Thanks to your support, Franklin Land Trust assisted the MA Department of Fish and Game (DFG) to acquire two key parcels for public access and conservation in Plainfield and Rowe. State conservation organizations like the MA Department of Fish and Game often depend on non-profit land trusts to help bring local projects across the finish line. “When we work alongside our partners in conservation, we accomplish far more than we can on our own,” says Emily Boss, FLT Land Protection Specialist.

Through this partnership, FLT assisted DFG in the acquisition of a 93-acre woodlot in Rowe from landowner Betty Hicks. This parcel is part of a larger landscape conservation grant to ultimately conserve over 500 acres contiguous to the Hicks woodlot. This property is home to rare species as well as a hibernaculum that Fish and Game will monitor for bat activity. This kind of project assistance, when FLT doesn’t end up owning any land or holding any interest in the land, is one of the primary ways we help landowners reach their goals and conserve important lands. “Oftentimes, we are working diligently behind the scenes, helping landowners do what they really want to do—permanently conserve the land they love,” says Alain Peteroy, FLT Director of Land Conservation.

FLT also assisted DFG in the acquisition of a key parcel that improved public access to the Swift River Wildlife Management Area owned by MassWildlife in Plainfield. This 757-acre public conservation area is home to an abundance of diverse wildlife habitats including open grasslands, shrublands, and young forests - all of which support many wildlife species in need.

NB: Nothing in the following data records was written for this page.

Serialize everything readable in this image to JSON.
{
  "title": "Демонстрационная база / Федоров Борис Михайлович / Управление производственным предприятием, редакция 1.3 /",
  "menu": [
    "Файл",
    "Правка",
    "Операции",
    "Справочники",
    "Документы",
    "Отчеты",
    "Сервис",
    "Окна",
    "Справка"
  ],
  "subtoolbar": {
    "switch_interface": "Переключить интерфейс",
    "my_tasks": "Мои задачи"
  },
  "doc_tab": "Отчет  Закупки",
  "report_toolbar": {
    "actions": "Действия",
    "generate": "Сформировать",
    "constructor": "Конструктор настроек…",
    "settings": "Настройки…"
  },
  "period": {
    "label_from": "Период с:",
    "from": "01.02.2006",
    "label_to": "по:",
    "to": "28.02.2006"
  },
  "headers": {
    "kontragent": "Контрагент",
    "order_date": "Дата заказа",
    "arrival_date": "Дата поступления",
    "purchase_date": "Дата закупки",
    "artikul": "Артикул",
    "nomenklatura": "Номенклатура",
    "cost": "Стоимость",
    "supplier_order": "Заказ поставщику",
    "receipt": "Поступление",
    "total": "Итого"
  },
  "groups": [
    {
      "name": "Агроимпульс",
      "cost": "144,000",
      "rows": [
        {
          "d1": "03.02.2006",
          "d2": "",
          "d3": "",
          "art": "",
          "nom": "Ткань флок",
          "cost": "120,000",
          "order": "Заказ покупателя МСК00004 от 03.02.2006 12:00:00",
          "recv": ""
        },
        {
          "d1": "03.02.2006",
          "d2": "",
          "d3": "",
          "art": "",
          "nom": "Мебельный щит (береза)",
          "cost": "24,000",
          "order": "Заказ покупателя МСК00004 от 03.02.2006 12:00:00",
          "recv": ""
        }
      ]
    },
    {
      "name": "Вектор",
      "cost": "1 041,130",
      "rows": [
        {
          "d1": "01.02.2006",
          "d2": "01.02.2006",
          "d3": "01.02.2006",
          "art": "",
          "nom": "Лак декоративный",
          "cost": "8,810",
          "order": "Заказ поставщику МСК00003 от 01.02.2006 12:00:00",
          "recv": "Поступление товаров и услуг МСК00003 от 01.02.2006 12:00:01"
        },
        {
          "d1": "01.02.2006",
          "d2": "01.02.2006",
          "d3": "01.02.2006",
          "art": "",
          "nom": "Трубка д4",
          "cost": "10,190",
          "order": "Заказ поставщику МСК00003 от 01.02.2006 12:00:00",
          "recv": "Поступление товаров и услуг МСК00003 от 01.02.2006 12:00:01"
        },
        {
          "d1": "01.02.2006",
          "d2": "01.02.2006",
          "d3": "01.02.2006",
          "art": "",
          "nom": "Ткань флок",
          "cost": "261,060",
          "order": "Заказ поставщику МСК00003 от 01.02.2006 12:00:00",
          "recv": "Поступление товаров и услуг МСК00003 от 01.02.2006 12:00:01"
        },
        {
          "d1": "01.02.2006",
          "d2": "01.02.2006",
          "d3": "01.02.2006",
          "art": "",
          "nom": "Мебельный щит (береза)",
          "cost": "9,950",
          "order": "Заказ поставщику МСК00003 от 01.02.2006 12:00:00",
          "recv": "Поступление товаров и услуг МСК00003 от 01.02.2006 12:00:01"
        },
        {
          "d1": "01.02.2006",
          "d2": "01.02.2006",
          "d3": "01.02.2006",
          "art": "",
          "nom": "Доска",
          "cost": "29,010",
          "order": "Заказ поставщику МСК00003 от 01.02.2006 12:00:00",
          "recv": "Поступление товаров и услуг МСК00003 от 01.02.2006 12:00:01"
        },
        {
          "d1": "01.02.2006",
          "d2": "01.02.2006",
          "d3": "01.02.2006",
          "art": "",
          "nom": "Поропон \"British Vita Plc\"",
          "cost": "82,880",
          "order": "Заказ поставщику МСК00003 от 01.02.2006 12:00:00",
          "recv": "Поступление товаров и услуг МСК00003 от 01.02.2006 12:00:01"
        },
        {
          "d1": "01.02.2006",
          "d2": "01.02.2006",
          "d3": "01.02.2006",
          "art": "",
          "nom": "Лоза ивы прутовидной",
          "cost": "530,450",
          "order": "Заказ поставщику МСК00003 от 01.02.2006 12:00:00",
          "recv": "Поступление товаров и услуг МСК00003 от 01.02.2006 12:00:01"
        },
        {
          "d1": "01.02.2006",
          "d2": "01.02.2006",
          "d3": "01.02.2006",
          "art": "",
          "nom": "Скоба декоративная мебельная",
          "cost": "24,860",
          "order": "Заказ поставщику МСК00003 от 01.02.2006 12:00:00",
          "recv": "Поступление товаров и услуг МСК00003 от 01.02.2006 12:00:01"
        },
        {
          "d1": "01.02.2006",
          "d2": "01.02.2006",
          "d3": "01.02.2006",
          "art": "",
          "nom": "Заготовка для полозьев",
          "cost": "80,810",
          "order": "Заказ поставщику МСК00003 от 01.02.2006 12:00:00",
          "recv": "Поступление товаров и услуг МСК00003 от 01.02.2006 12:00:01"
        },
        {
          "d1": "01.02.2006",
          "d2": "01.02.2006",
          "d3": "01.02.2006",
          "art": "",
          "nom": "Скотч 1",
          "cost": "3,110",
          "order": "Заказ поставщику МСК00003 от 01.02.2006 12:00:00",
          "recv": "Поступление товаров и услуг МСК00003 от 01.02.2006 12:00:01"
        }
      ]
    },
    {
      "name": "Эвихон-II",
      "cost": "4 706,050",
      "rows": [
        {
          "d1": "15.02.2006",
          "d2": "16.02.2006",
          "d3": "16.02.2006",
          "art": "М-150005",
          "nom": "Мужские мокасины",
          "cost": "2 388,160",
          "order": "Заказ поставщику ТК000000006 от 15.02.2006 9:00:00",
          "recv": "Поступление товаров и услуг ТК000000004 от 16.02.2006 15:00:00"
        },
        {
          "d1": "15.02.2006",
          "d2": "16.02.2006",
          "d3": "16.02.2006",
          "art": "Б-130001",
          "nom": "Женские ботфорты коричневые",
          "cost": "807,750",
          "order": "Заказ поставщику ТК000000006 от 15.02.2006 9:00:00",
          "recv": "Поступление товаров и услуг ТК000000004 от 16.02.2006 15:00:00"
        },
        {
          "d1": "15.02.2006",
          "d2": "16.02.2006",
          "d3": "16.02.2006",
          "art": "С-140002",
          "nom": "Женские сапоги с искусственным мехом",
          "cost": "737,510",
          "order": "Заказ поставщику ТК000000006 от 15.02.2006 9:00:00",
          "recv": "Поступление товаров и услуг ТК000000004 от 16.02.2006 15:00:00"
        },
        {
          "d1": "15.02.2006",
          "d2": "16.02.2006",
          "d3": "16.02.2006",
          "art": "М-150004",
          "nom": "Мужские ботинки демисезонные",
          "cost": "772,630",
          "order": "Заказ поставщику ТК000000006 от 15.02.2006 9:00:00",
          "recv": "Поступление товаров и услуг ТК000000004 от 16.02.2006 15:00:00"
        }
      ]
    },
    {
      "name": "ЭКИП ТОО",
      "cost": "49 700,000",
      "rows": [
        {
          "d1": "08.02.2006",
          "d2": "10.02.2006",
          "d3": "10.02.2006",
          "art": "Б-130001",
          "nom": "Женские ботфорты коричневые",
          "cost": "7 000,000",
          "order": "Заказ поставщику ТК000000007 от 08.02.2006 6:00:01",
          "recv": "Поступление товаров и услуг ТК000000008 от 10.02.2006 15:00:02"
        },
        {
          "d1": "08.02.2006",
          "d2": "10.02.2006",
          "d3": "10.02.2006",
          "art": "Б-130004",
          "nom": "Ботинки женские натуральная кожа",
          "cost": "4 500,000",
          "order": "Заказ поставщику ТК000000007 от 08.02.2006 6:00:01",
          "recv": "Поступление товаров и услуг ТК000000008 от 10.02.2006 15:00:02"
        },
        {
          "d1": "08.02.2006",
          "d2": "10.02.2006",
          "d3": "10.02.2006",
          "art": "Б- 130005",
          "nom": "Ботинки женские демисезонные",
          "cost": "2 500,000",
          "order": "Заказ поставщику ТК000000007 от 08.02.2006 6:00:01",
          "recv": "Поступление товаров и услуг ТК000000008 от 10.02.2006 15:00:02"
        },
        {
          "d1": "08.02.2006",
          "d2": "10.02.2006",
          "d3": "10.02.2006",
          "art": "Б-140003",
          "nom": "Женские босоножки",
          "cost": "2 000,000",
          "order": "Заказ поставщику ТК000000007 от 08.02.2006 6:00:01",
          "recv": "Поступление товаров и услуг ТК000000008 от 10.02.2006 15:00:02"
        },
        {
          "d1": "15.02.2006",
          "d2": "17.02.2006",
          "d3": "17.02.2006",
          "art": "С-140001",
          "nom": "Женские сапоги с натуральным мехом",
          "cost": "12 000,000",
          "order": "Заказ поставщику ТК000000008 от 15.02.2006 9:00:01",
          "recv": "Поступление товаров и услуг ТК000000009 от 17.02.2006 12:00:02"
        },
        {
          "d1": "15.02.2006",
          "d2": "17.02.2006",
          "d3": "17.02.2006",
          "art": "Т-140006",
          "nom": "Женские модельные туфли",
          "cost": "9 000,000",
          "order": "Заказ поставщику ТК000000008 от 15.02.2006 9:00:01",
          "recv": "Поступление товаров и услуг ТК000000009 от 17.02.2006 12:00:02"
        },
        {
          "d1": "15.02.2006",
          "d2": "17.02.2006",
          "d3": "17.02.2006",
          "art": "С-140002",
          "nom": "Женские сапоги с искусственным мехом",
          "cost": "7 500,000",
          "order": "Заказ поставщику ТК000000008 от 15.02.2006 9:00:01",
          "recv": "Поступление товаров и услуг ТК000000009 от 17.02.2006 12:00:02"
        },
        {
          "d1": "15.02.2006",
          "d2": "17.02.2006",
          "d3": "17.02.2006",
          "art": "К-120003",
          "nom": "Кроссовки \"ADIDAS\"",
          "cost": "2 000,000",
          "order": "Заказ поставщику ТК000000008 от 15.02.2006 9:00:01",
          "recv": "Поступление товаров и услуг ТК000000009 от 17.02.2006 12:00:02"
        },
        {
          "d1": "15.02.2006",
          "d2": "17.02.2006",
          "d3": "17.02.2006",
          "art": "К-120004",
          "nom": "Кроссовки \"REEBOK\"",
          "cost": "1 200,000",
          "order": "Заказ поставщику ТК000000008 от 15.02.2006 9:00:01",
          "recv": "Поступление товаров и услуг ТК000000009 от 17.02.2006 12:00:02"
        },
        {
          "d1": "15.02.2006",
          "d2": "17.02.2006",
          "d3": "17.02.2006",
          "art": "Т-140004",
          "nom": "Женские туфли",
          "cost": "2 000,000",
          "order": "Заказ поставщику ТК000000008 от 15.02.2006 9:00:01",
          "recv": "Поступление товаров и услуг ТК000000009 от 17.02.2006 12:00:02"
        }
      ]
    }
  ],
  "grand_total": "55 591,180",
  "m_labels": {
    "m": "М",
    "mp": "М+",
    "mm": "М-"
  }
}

FLT has a long and successful history of partnering with the MA Department of Fish and Game for land conservation and acquisition. “This effective partnership has enabled us to leverage expertise, local connections, and resources from both of our organizations,” says Peteroy. “Together we can maximize our impact, ultimately conserving more important land in the region than we would be able to do individually.”